____ Data extract

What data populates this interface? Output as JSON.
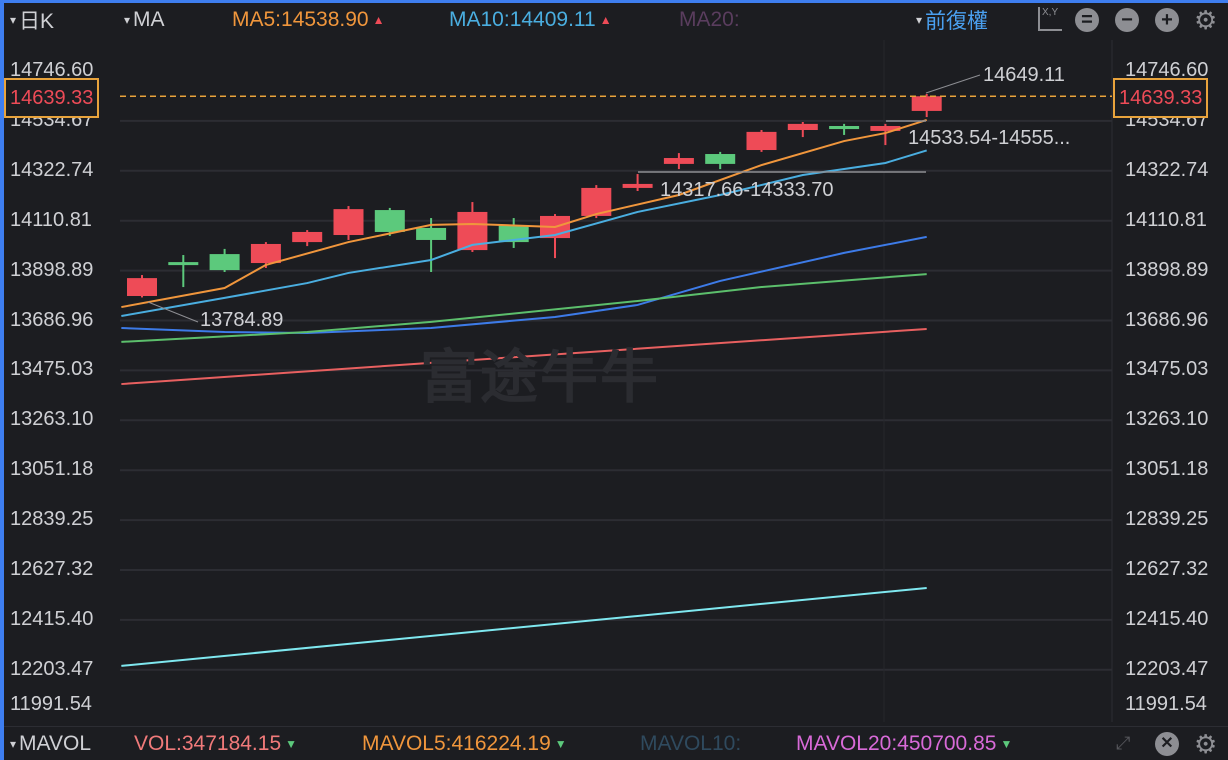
{
  "toolbar": {
    "period": "日K",
    "indicator": "MA",
    "ma5": "MA5:14538.90",
    "ma10": "MA10:14409.11",
    "ma20": "MA20:",
    "adjust": "前復權",
    "xy_label": "X,Y",
    "up_arrow": "▲",
    "caret": "▾"
  },
  "volume_bar": {
    "indicator": "MAVOL",
    "vol": "VOL:347184.15",
    "mavol5": "MAVOL5:416224.19",
    "mavol10": "MAVOL10:",
    "mavol20": "MAVOL20:450700.85",
    "down_arrow": "▼",
    "caret": "▾"
  },
  "watermark": "富途牛牛",
  "colors": {
    "up": "#ee4b57",
    "down": "#5cc97c",
    "ma5": "#f0963c",
    "ma10": "#4aaee0",
    "ma20": "#3d7be8",
    "ma30": "#5cbf6c",
    "ma60": "#e86060",
    "ma120": "#7fe8f0",
    "current": "#e8a33c"
  },
  "chart_data": {
    "type": "candlestick",
    "y_ticks": [
      "14746.60",
      "14534.67",
      "14322.74",
      "14110.81",
      "13898.89",
      "13686.96",
      "13475.03",
      "13263.10",
      "13051.18",
      "12839.25",
      "12627.32",
      "12415.40",
      "12203.47",
      "11991.54"
    ],
    "ylim": [
      11991.54,
      14746.6
    ],
    "current_price": "14639.33",
    "candles": [
      [
        13791,
        13880,
        13784.89,
        13867
      ],
      [
        13935,
        13965,
        13829,
        13923
      ],
      [
        13969,
        13991,
        13893,
        13901
      ],
      [
        13931,
        14020,
        13910,
        14012
      ],
      [
        14020,
        14071,
        14003,
        14063
      ],
      [
        14050,
        14173,
        14029,
        14160
      ],
      [
        14156,
        14165,
        14046,
        14063
      ],
      [
        14080,
        14122,
        13893,
        14029
      ],
      [
        13986,
        14190,
        13978,
        14148
      ],
      [
        14092,
        14122,
        13995,
        14020
      ],
      [
        14037,
        14139,
        13952,
        14131
      ],
      [
        14131,
        14262,
        14122,
        14250
      ],
      [
        14250,
        14309,
        14237,
        14267
      ],
      [
        14352,
        14398,
        14330,
        14377
      ],
      [
        14394,
        14403,
        14330,
        14352
      ],
      [
        14411,
        14496,
        14403,
        14488
      ],
      [
        14496,
        14530,
        14466,
        14522
      ],
      [
        14513,
        14522,
        14475,
        14500
      ],
      [
        14492,
        14522,
        14432,
        14513
      ],
      [
        14577,
        14649.11,
        14551,
        14639.33
      ]
    ],
    "lines": [
      {
        "name": "MA5",
        "color": "#f0963c",
        "points": [
          [
            -0.5,
            13744
          ],
          [
            2,
            13825
          ],
          [
            3,
            13923
          ],
          [
            5,
            14020
          ],
          [
            7,
            14093
          ],
          [
            8,
            14097
          ],
          [
            10,
            14084
          ],
          [
            11,
            14139
          ],
          [
            13,
            14220
          ],
          [
            15,
            14347
          ],
          [
            17,
            14449
          ],
          [
            18,
            14483
          ],
          [
            19,
            14538.9
          ]
        ]
      },
      {
        "name": "MA10",
        "color": "#4aaee0",
        "points": [
          [
            -0.5,
            13706
          ],
          [
            2,
            13783
          ],
          [
            4,
            13846
          ],
          [
            5,
            13889
          ],
          [
            7,
            13944
          ],
          [
            8,
            14008
          ],
          [
            10,
            14050
          ],
          [
            12,
            14148
          ],
          [
            14,
            14220
          ],
          [
            16,
            14305
          ],
          [
            18,
            14356
          ],
          [
            19,
            14409.11
          ]
        ]
      },
      {
        "name": "MA20",
        "color": "#3d7be8",
        "points": [
          [
            -0.5,
            13655
          ],
          [
            2,
            13638
          ],
          [
            4,
            13634
          ],
          [
            7,
            13655
          ],
          [
            10,
            13702
          ],
          [
            12,
            13753
          ],
          [
            14,
            13855
          ],
          [
            17,
            13974
          ],
          [
            19,
            14042
          ]
        ]
      },
      {
        "name": "MA30",
        "color": "#5cbf6c",
        "points": [
          [
            -0.5,
            13596
          ],
          [
            4,
            13638
          ],
          [
            7,
            13681
          ],
          [
            12,
            13770
          ],
          [
            15,
            13829
          ],
          [
            19,
            13884
          ]
        ]
      },
      {
        "name": "MA60",
        "color": "#e86060",
        "points": [
          [
            -0.5,
            13417
          ],
          [
            19,
            13651
          ]
        ]
      },
      {
        "name": "MA120",
        "color": "#7fe8f0",
        "points": [
          [
            -0.5,
            12220
          ],
          [
            19,
            12551
          ]
        ]
      }
    ],
    "annotations": {
      "high": "14649.11",
      "low": "13784.89",
      "range1": "14317.66-14333.70",
      "range2": "14533.54-14555..."
    }
  }
}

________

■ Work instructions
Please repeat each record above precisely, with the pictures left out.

■ Output of the task
What data populates this interface? Output as JSON.
{
  "toolbar": {
    "period": "日K",
    "indicator": "MA",
    "ma5": "MA5:14538.90",
    "ma10": "MA10:14409.11",
    "ma20": "MA20:",
    "adjust": "前復權",
    "xy_label": "X,Y",
    "up_arrow": "▲",
    "caret": "▾"
  },
  "volume_bar": {
    "indicator": "MAVOL",
    "vol": "VOL:347184.15",
    "mavol5": "MAVOL5:416224.19",
    "mavol10": "MAVOL10:",
    "mavol20": "MAVOL20:450700.85",
    "down_arrow": "▼",
    "caret": "▾"
  },
  "watermark": "富途牛牛",
  "colors": {
    "up": "#ee4b57",
    "down": "#5cc97c",
    "ma5": "#f0963c",
    "ma10": "#4aaee0",
    "ma20": "#3d7be8",
    "ma30": "#5cbf6c",
    "ma60": "#e86060",
    "ma120": "#7fe8f0",
    "current": "#e8a33c"
  },
  "chart_data": {
    "type": "candlestick",
    "y_ticks": [
      "14746.60",
      "14534.67",
      "14322.74",
      "14110.81",
      "13898.89",
      "13686.96",
      "13475.03",
      "13263.10",
      "13051.18",
      "12839.25",
      "12627.32",
      "12415.40",
      "12203.47",
      "11991.54"
    ],
    "ylim": [
      11991.54,
      14746.6
    ],
    "current_price": "14639.33",
    "candles": [
      [
        13791,
        13880,
        13784.89,
        13867
      ],
      [
        13935,
        13965,
        13829,
        13923
      ],
      [
        13969,
        13991,
        13893,
        13901
      ],
      [
        13931,
        14020,
        13910,
        14012
      ],
      [
        14020,
        14071,
        14003,
        14063
      ],
      [
        14050,
        14173,
        14029,
        14160
      ],
      [
        14156,
        14165,
        14046,
        14063
      ],
      [
        14080,
        14122,
        13893,
        14029
      ],
      [
        13986,
        14190,
        13978,
        14148
      ],
      [
        14092,
        14122,
        13995,
        14020
      ],
      [
        14037,
        14139,
        13952,
        14131
      ],
      [
        14131,
        14262,
        14122,
        14250
      ],
      [
        14250,
        14309,
        14237,
        14267
      ],
      [
        14352,
        14398,
        14330,
        14377
      ],
      [
        14394,
        14403,
        14330,
        14352
      ],
      [
        14411,
        14496,
        14403,
        14488
      ],
      [
        14496,
        14530,
        14466,
        14522
      ],
      [
        14513,
        14522,
        14475,
        14500
      ],
      [
        14492,
        14522,
        14432,
        14513
      ],
      [
        14577,
        14649.11,
        14551,
        14639.33
      ]
    ],
    "lines": [
      {
        "name": "MA5",
        "color": "#f0963c",
        "points": [
          [
            -0.5,
            13744
          ],
          [
            2,
            13825
          ],
          [
            3,
            13923
          ],
          [
            5,
            14020
          ],
          [
            7,
            14093
          ],
          [
            8,
            14097
          ],
          [
            10,
            14084
          ],
          [
            11,
            14139
          ],
          [
            13,
            14220
          ],
          [
            15,
            14347
          ],
          [
            17,
            14449
          ],
          [
            18,
            14483
          ],
          [
            19,
            14538.9
          ]
        ]
      },
      {
        "name": "MA10",
        "color": "#4aaee0",
        "points": [
          [
            -0.5,
            13706
          ],
          [
            2,
            13783
          ],
          [
            4,
            13846
          ],
          [
            5,
            13889
          ],
          [
            7,
            13944
          ],
          [
            8,
            14008
          ],
          [
            10,
            14050
          ],
          [
            12,
            14148
          ],
          [
            14,
            14220
          ],
          [
            16,
            14305
          ],
          [
            18,
            14356
          ],
          [
            19,
            14409.11
          ]
        ]
      },
      {
        "name": "MA20",
        "color": "#3d7be8",
        "points": [
          [
            -0.5,
            13655
          ],
          [
            2,
            13638
          ],
          [
            4,
            13634
          ],
          [
            7,
            13655
          ],
          [
            10,
            13702
          ],
          [
            12,
            13753
          ],
          [
            14,
            13855
          ],
          [
            17,
            13974
          ],
          [
            19,
            14042
          ]
        ]
      },
      {
        "name": "MA30",
        "color": "#5cbf6c",
        "points": [
          [
            -0.5,
            13596
          ],
          [
            4,
            13638
          ],
          [
            7,
            13681
          ],
          [
            12,
            13770
          ],
          [
            15,
            13829
          ],
          [
            19,
            13884
          ]
        ]
      },
      {
        "name": "MA60",
        "color": "#e86060",
        "points": [
          [
            -0.5,
            13417
          ],
          [
            19,
            13651
          ]
        ]
      },
      {
        "name": "MA120",
        "color": "#7fe8f0",
        "points": [
          [
            -0.5,
            12220
          ],
          [
            19,
            12551
          ]
        ]
      }
    ],
    "annotations": {
      "high": "14649.11",
      "low": "13784.89",
      "range1": "14317.66-14333.70",
      "range2": "14533.54-14555..."
    }
  }
}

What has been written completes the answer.